_TRY IT_
Copy out each line featuring the string "protection" from the entries beneath.

_Entries from a dataset of interfaces_
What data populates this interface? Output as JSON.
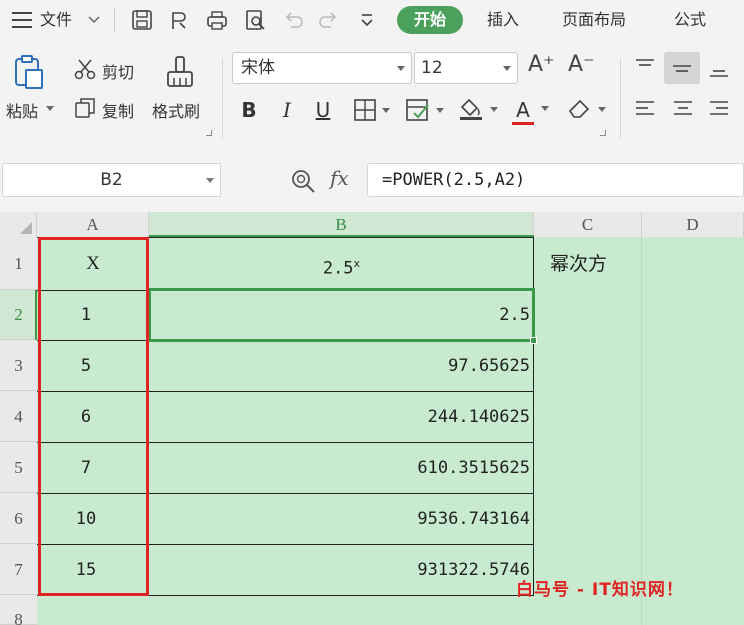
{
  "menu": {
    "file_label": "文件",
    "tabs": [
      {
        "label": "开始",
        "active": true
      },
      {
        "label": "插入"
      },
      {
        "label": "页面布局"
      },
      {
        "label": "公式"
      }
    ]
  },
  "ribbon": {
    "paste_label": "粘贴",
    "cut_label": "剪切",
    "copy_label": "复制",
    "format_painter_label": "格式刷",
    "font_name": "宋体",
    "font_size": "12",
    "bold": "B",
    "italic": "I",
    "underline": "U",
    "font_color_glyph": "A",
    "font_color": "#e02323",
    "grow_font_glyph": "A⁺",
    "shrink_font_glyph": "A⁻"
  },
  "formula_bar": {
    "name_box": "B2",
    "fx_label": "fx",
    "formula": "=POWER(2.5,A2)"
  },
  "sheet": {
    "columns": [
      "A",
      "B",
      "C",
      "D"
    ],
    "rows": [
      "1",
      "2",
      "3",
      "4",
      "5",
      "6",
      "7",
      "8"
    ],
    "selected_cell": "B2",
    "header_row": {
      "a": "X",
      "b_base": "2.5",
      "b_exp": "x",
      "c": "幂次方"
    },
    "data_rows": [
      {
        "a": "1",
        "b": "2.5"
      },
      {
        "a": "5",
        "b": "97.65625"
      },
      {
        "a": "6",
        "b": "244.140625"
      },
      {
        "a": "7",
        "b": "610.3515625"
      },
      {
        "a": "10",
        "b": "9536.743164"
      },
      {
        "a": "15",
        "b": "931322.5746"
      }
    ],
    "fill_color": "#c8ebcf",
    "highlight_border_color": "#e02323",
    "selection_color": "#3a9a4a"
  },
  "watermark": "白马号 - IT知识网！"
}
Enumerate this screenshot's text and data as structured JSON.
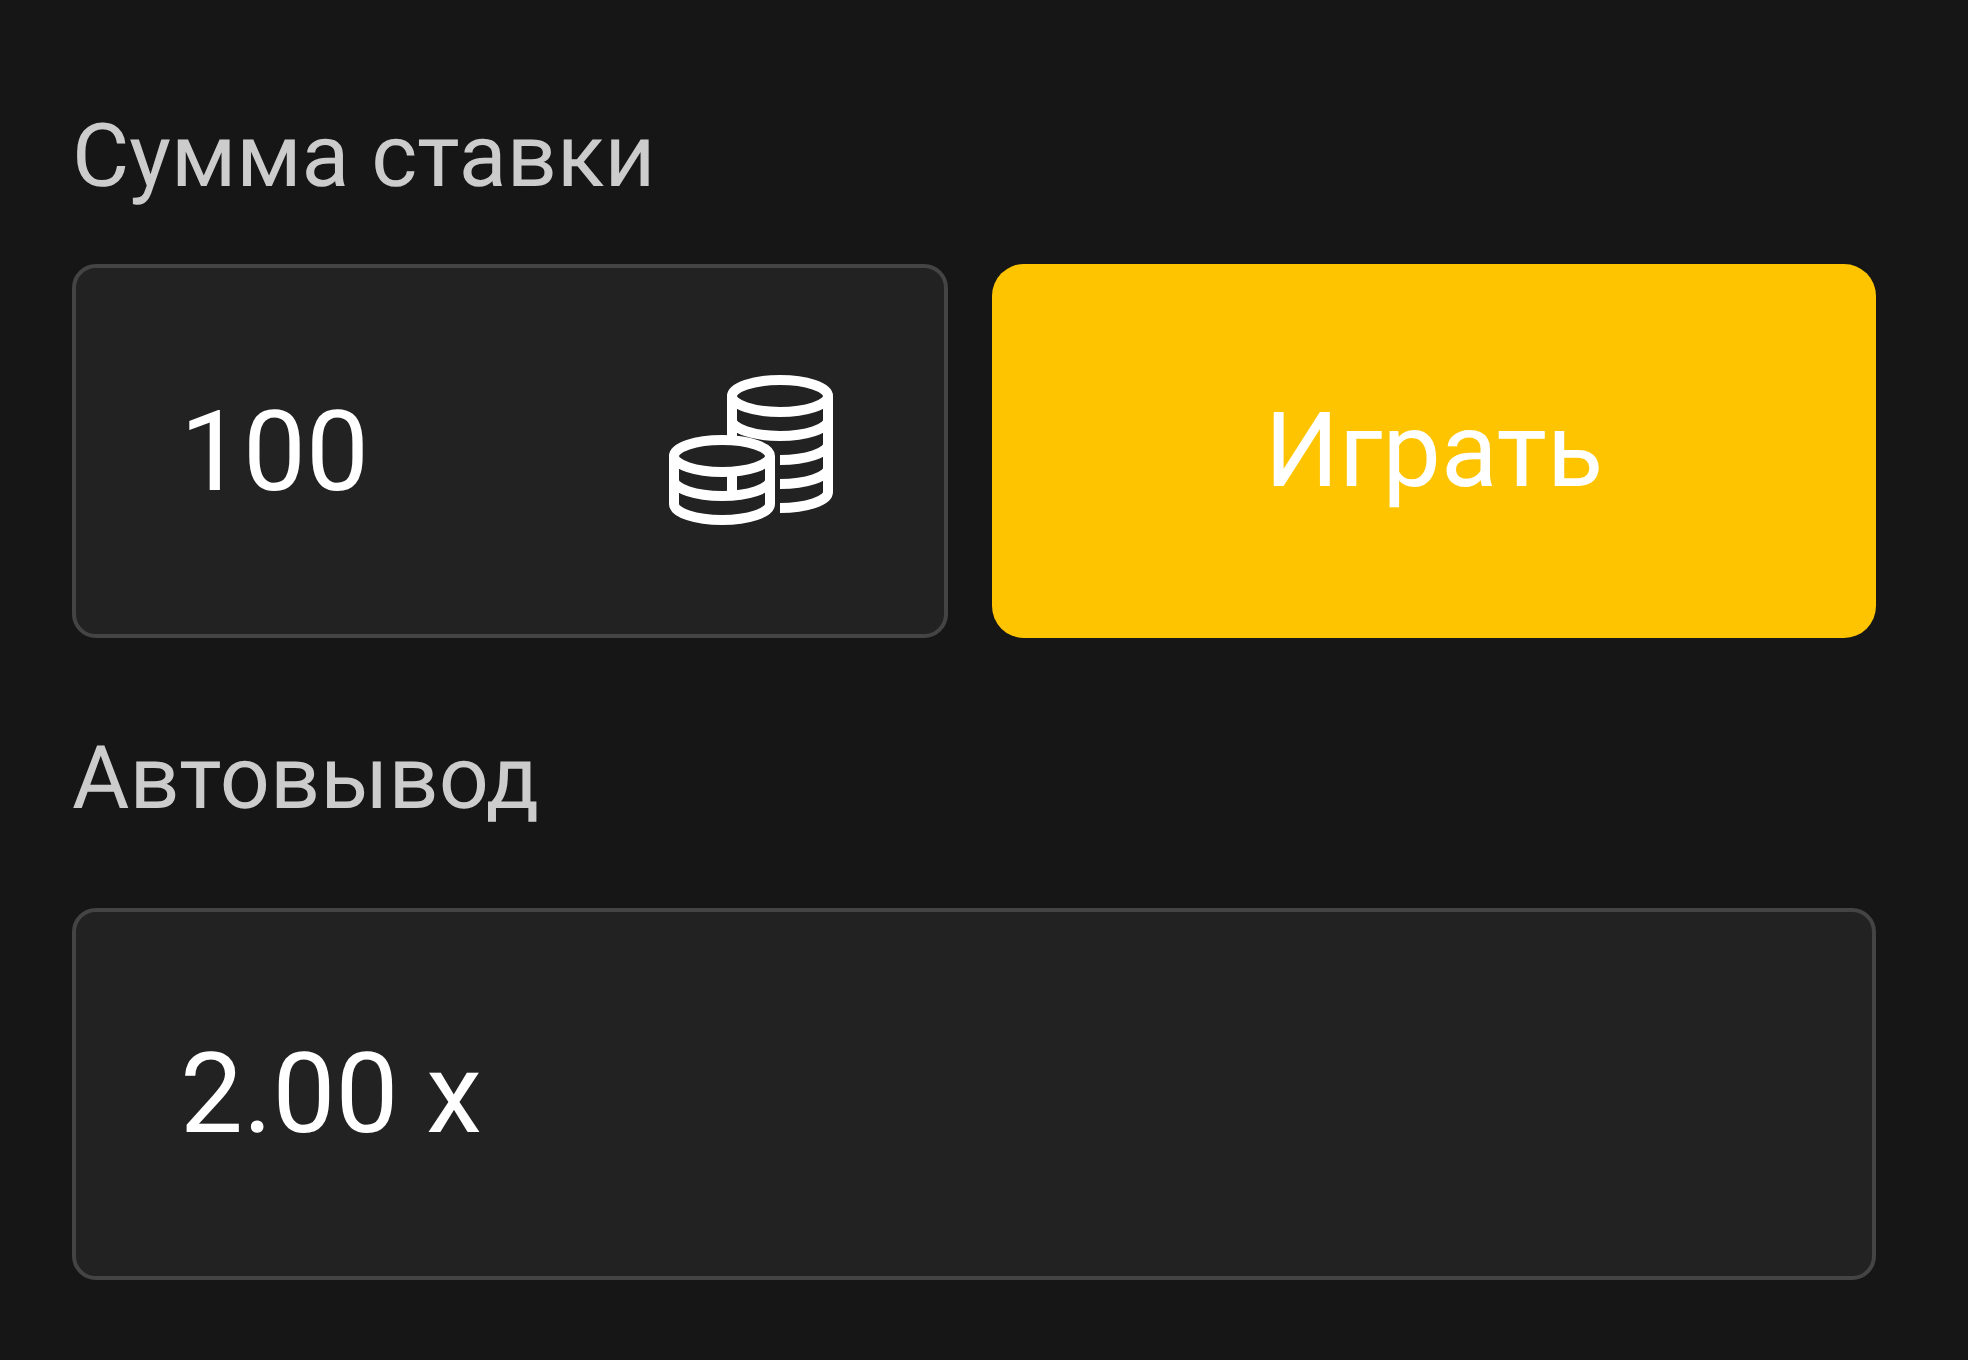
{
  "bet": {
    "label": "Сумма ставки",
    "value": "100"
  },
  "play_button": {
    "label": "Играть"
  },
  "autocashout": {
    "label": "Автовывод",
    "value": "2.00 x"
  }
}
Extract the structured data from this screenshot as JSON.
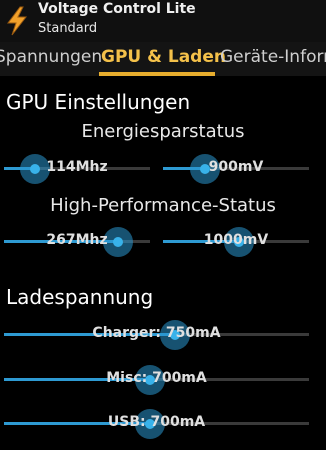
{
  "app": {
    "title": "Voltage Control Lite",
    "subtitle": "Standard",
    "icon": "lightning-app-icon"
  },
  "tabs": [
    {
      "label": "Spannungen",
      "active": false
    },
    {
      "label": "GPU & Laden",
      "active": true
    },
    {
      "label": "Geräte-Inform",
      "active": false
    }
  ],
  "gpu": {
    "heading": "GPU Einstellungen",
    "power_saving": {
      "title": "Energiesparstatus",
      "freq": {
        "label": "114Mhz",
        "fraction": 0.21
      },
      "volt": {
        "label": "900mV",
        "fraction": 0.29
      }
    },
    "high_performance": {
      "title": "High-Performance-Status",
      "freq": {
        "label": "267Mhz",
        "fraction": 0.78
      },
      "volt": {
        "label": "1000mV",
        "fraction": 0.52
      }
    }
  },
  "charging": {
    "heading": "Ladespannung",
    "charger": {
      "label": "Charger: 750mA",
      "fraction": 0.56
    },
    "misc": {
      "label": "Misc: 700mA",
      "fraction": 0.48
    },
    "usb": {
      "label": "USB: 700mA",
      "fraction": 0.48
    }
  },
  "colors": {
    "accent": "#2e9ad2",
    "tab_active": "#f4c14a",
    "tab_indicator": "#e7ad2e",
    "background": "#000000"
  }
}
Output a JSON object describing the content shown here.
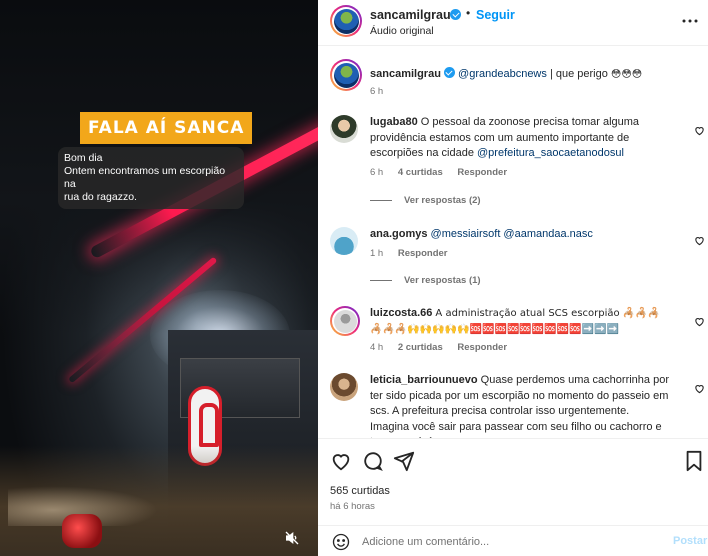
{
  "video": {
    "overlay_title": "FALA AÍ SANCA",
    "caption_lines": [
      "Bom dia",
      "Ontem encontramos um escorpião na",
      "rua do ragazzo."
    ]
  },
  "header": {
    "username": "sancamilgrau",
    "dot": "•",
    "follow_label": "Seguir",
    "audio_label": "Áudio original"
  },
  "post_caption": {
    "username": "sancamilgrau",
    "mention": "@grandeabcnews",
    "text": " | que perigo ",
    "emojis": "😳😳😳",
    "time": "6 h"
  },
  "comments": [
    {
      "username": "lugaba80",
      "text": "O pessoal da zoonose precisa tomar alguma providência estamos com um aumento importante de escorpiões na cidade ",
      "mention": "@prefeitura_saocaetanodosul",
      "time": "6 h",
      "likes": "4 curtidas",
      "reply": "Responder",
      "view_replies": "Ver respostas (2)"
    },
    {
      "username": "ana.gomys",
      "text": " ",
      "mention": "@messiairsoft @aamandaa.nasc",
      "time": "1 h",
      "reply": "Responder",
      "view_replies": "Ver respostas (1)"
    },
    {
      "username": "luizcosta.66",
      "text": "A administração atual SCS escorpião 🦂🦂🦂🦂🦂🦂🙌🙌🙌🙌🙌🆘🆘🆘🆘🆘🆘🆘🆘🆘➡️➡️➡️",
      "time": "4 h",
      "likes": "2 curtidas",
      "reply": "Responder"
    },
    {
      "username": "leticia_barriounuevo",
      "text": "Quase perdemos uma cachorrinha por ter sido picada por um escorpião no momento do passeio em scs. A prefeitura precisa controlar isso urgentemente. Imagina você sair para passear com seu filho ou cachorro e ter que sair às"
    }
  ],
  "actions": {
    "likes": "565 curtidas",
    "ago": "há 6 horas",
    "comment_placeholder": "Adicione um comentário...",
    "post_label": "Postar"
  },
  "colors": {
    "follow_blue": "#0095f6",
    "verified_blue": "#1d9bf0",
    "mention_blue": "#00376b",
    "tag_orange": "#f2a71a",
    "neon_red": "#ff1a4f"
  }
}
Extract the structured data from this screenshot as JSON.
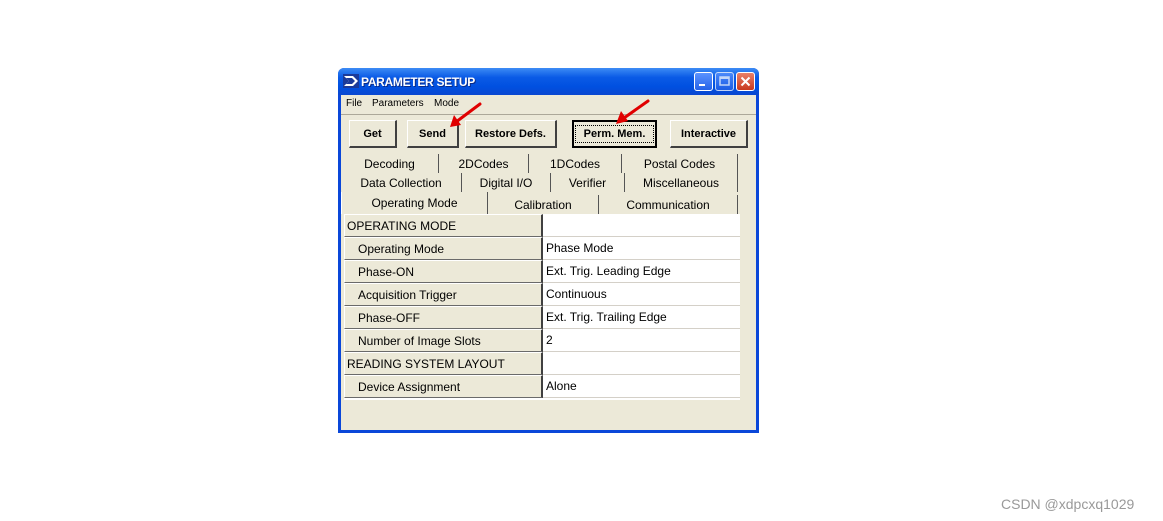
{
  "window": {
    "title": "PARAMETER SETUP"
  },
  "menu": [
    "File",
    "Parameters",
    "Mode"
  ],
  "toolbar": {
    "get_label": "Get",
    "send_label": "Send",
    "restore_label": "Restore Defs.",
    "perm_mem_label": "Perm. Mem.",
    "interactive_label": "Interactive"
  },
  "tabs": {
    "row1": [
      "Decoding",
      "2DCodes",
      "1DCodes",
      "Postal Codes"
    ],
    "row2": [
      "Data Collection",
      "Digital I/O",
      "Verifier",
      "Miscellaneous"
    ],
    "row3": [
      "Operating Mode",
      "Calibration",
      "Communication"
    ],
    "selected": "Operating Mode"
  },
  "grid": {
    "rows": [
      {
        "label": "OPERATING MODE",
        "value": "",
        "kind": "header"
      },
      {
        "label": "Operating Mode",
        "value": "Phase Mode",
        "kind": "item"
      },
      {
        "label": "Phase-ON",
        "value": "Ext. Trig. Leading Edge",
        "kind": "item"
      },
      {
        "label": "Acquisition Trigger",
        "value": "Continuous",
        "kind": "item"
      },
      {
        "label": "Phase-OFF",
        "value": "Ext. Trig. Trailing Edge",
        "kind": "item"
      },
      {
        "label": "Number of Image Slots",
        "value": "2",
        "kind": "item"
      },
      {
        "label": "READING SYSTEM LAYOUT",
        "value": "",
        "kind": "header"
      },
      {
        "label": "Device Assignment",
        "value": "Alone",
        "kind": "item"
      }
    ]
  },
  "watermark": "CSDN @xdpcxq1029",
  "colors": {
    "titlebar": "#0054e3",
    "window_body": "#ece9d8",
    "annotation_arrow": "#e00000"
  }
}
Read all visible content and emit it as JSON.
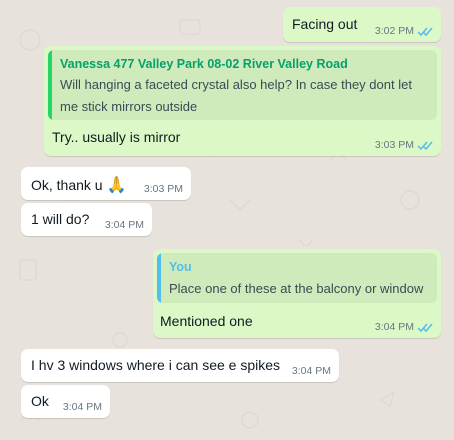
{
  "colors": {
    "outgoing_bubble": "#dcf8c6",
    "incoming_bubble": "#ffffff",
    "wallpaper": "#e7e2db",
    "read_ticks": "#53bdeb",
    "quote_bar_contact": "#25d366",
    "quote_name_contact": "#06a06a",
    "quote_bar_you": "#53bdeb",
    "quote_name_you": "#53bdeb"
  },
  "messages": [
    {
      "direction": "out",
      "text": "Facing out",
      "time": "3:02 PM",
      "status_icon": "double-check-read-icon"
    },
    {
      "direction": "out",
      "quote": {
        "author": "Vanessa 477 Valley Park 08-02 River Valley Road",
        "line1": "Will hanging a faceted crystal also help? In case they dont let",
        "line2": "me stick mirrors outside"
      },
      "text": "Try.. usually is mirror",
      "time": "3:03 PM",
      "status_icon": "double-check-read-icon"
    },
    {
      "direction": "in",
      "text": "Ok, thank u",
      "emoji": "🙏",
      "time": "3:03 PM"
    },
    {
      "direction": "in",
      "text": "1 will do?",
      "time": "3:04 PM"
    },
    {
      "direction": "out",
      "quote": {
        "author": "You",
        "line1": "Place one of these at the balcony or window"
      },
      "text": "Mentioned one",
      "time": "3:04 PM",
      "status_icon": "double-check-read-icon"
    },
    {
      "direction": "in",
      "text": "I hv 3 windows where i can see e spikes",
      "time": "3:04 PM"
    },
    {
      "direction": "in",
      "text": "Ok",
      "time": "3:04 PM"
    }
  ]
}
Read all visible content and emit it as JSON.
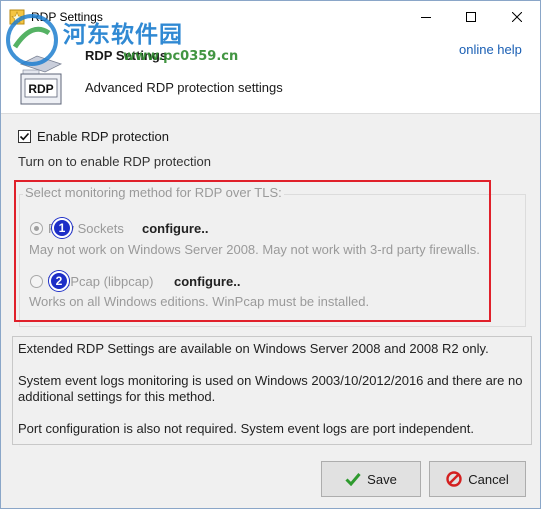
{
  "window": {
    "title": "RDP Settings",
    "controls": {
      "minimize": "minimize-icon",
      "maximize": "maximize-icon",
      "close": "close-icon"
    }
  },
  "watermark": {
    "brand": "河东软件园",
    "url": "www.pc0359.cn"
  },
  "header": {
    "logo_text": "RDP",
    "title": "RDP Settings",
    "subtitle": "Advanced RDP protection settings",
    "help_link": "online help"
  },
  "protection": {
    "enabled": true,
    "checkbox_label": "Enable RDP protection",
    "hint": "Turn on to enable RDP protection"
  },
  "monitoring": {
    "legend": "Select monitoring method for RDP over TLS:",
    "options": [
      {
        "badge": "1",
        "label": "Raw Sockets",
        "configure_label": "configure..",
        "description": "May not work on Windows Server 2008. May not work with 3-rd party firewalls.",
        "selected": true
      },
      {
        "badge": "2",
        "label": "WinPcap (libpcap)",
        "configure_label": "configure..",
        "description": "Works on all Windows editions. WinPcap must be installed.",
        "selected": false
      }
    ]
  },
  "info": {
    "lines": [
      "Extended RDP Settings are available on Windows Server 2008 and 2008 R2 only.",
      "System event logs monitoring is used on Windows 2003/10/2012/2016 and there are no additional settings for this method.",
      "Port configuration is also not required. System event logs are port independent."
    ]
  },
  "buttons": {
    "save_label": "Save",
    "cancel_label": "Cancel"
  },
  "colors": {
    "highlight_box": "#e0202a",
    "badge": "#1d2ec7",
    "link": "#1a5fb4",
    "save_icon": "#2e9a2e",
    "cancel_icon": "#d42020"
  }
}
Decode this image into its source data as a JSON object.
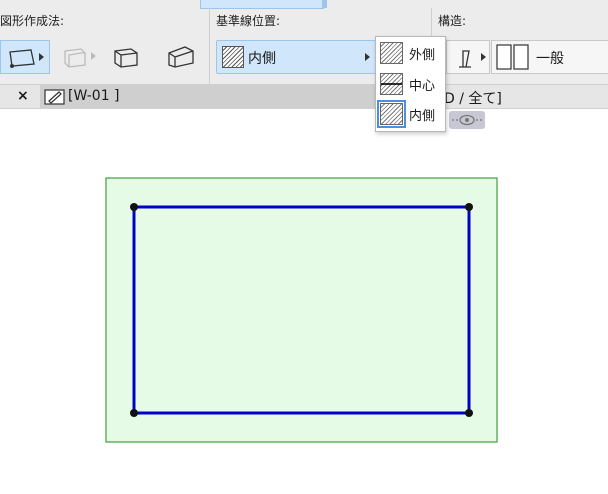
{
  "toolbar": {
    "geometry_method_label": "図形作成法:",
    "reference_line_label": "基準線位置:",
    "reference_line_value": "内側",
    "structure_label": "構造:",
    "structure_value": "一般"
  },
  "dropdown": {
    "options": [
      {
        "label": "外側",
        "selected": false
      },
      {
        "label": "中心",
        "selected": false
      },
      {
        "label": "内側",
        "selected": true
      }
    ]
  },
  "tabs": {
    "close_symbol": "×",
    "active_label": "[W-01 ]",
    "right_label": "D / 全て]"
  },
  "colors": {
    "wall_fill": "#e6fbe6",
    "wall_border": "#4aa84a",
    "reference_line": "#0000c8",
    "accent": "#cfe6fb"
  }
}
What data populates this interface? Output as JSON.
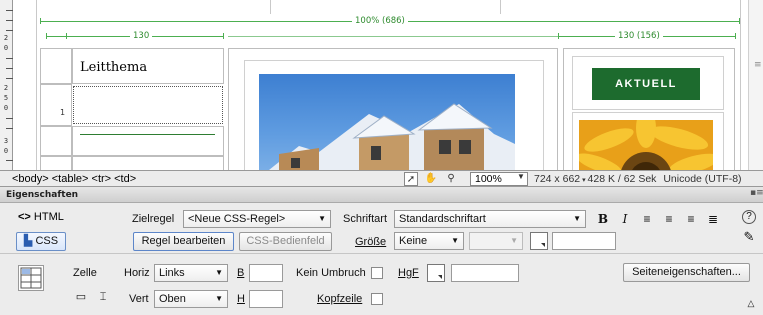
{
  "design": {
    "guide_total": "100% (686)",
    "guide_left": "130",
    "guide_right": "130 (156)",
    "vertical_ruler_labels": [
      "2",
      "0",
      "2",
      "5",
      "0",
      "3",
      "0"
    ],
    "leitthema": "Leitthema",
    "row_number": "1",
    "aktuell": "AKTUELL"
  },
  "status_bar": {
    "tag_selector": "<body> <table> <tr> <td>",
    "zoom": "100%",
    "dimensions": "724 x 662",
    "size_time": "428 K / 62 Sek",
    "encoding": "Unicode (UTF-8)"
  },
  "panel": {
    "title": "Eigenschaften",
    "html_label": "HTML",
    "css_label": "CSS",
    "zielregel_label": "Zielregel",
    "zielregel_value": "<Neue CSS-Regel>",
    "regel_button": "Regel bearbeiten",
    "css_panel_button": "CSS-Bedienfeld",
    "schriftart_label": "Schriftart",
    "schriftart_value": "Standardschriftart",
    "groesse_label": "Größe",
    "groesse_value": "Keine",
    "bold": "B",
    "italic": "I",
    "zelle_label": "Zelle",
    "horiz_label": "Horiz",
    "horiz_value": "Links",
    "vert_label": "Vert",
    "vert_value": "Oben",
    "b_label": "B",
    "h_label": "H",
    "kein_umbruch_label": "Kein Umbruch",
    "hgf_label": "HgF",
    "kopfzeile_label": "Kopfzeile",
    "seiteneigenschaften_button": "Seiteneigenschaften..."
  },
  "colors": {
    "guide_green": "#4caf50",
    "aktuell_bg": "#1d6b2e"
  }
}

_RESPONSE TO THIS EXERCISE_
    "subtitle": "Advanced RDP protection settings",
  "protection": {
    "checkbox_label": "Enable RDP protection",
    "hint": "Turn on to enable RDP protection"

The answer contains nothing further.